Or, "Boom! Shake-shake-shake the room"
Happy White Day! Don't worry, I'm not celebrating Aryan supremacy. As well as being Pi Day, today is exactly one month after Valentine's Day (or VD, as I like to abbreviate it). In Japan, VD is a strictly one-way affair, where women are expected to give gifts to men. The gifts invariably feature chocolate. However, gift-giving is not limited to those with whom one has romantic ambitions; tradition dictates that any male friends or colleagues should get some chocolate. Thus, upon receiving a gift, a gentleman must assess whether it is honmei choco ("true feeling chocolate") or merely giri choco ("obligation chocolate" - mmm, obligation).
My sole VD gift was a tasty chocolate cake from Marie. Since she is a married woman of slightly more advanced years than myself, it's fairly clear which category this belonged to. So, flash forward a month, and it is my turn to reciprocate. The return present should be white, and can be a non-edible item such as jewellery or lingerie. As evolutionary psychology predicts, it should be more valuable than the initial gift - three times more so, in fact. I went to my local cake shop, which was doing a brisk trade, and got an 'angel white cube cake'. I was particularly pleased that I managed to read the kanji for 'angel' ('heaven' + 'use' = 'angel'). Although I suspect I didn't uphold the threefold rule, my gift seemed to go down well.

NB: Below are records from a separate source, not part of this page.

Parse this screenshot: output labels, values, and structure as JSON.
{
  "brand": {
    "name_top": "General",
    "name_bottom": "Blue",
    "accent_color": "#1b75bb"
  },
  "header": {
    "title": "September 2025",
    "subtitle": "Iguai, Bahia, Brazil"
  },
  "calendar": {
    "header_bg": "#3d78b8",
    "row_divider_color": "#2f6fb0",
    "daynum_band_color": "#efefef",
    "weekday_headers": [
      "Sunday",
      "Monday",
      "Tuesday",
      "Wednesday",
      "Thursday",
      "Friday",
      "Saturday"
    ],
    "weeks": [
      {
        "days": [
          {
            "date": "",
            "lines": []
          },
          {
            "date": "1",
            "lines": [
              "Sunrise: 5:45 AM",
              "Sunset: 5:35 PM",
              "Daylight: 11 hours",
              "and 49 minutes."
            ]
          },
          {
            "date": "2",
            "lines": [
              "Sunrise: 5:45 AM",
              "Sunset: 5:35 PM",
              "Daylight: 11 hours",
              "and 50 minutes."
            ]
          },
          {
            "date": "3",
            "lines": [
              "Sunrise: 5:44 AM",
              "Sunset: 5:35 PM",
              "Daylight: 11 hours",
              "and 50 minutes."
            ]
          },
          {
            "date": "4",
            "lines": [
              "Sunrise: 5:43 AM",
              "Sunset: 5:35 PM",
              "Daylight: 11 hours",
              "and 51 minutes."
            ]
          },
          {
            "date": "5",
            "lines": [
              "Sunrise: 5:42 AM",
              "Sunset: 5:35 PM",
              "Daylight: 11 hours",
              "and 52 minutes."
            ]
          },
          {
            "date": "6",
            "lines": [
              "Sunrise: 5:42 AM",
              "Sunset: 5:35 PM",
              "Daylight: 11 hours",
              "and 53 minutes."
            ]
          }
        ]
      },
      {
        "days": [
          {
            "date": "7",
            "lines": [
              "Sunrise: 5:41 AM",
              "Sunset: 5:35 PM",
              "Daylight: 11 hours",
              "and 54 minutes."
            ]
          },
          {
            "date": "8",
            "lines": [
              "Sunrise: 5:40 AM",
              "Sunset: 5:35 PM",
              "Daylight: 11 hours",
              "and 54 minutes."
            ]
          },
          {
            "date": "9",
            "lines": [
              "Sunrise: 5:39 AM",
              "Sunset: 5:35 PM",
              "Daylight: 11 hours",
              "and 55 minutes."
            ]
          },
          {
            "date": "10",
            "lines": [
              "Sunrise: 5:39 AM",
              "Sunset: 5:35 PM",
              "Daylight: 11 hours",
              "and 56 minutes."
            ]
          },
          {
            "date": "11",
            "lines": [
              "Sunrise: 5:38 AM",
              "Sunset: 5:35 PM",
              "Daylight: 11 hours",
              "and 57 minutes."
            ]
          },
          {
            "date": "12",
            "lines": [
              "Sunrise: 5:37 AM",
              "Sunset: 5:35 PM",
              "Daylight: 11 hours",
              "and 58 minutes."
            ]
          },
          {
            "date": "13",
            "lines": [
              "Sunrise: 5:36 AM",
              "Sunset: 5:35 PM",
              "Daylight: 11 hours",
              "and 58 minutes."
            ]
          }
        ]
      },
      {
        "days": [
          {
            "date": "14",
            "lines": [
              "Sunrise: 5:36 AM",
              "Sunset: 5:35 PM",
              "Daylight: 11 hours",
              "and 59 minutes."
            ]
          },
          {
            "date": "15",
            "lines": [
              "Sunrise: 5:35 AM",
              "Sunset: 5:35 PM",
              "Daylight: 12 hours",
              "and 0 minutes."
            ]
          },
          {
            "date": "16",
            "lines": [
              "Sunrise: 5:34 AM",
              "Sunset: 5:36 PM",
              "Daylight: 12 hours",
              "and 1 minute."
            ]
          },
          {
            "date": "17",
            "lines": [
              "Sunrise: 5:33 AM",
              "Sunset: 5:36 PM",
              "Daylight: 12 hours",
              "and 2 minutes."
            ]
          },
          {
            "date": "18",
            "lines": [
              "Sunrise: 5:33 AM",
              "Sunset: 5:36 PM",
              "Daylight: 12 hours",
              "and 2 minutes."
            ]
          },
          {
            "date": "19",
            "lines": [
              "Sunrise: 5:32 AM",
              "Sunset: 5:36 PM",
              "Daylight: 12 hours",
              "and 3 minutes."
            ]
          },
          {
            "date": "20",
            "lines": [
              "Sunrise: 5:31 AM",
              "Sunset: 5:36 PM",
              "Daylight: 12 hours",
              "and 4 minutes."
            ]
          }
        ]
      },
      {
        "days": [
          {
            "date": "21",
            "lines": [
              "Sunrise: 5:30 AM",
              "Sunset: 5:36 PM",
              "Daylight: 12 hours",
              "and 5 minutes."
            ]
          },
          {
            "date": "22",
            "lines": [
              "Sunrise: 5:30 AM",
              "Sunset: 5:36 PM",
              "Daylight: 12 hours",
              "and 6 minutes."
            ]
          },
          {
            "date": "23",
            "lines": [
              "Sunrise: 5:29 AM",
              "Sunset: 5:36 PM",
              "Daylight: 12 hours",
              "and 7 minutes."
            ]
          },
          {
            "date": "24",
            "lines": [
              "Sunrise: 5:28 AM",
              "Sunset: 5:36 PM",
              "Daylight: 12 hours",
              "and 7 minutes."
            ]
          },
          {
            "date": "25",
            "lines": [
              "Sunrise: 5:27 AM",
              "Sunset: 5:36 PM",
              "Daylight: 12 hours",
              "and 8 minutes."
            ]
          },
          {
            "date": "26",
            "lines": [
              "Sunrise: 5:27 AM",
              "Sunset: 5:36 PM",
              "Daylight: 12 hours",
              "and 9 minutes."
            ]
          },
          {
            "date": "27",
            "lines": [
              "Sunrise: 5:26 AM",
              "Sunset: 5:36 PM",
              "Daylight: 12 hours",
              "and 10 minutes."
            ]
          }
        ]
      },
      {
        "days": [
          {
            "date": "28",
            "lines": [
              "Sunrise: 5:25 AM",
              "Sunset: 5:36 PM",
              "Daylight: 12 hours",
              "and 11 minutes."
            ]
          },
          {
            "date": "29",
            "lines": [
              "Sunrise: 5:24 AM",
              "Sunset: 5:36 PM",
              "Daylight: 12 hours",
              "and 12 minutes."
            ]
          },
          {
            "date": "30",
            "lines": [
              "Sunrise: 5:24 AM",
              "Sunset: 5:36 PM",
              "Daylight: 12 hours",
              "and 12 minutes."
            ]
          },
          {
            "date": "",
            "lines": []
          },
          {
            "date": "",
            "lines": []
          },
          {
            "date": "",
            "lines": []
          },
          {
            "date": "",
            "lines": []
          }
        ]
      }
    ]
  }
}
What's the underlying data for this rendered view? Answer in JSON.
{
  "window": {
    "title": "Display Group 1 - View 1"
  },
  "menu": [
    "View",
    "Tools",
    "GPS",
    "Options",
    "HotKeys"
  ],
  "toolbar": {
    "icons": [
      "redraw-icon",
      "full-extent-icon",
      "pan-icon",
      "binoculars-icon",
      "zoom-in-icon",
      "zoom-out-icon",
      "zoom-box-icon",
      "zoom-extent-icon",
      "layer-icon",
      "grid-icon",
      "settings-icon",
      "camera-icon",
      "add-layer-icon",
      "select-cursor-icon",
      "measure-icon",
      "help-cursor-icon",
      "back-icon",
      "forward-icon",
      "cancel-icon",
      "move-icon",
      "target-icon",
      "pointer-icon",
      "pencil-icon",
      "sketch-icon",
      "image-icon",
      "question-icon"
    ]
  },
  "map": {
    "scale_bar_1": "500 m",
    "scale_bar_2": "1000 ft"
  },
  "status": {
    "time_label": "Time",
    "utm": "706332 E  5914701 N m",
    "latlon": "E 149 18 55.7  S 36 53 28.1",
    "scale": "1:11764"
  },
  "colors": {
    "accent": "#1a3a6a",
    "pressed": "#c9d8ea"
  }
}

I was invited in for coffee and angel cake, and the main topic of conversation was the previous night's earthquake. On saturday evening I was chatting to my brother on Skype, and strangely enough he was asking me about my experience of earthquakes in Japan, which thus far had extended to three minor tremors that had failed to even rattle teacups. The conversation moved on, but about 20 minutes later I felt my house start to shake. After a few seconds of run-of-the-mill quaking, a sudden jolt shook my window panes, set my lights swinging, and dislodged a couple of precariously placed items from the top of my bookshelf. Over the webcam, Blair could see me swaying like I was on a bus that had just hit a pothole. For the first time, I was actually scared by the quake, and as my fight-or-flight reflex kicked in I seriously thought about darting under my desk.
The Japan Meteorological Agency puts earthquake data online within minutes, allowing you to play the fun game of guess the epicentre. Was it a minor tremor a few tens of kilometers away, or is Osaka now a smoldering pile of rubble? It turns out this was a 5.7 just off the east coast of Japan, about 130km from me. 5.7 is nothing to be sneezed at; on the map all of the monitoring stations in northern Honshu were lit up like a Christmas tree. Within minutes, texts were coming in asking if I was ok.
So, having exchanged earthquake stories with Marie this afternoon, I returned home, and was in the midst of shaving when I felt the now familiar sensation of my house moving. Being a little more cocky this time, I rushed to the window (probably just about the worst thing to do), reasoning that if cracks were about to start opening up in the street, that was definitely something I wanted to see. That didn't happen, but I was pleased to note my car rocking noticeably on its suspension. The shaking hadn't quite stopped when I felt a more localised tremor in my pocket. It was Marie on the phone, breathlessly exclaiming "Wow, another one" (in Japanese). No shit, Sherlock-san.
Though I don't think it felt as strong as yesterday's one, this turned out to be a 6.6 originating from roughly the same place, thus retroactively demoting that quake to a foreshock. Maybe I'm just getting desensitized to seismic events. This one was felt in Tokyo, so it was the lead story on the evening news here. They have a early-warning system here, but it can only predict quakes seconds before they hit. Thus, NHK apparently interrupted live sumo coverage to warn people to take cover, which I really wish I'd seen.
Catch you later, assuming this isn't the start of some 2012-style apocalypse.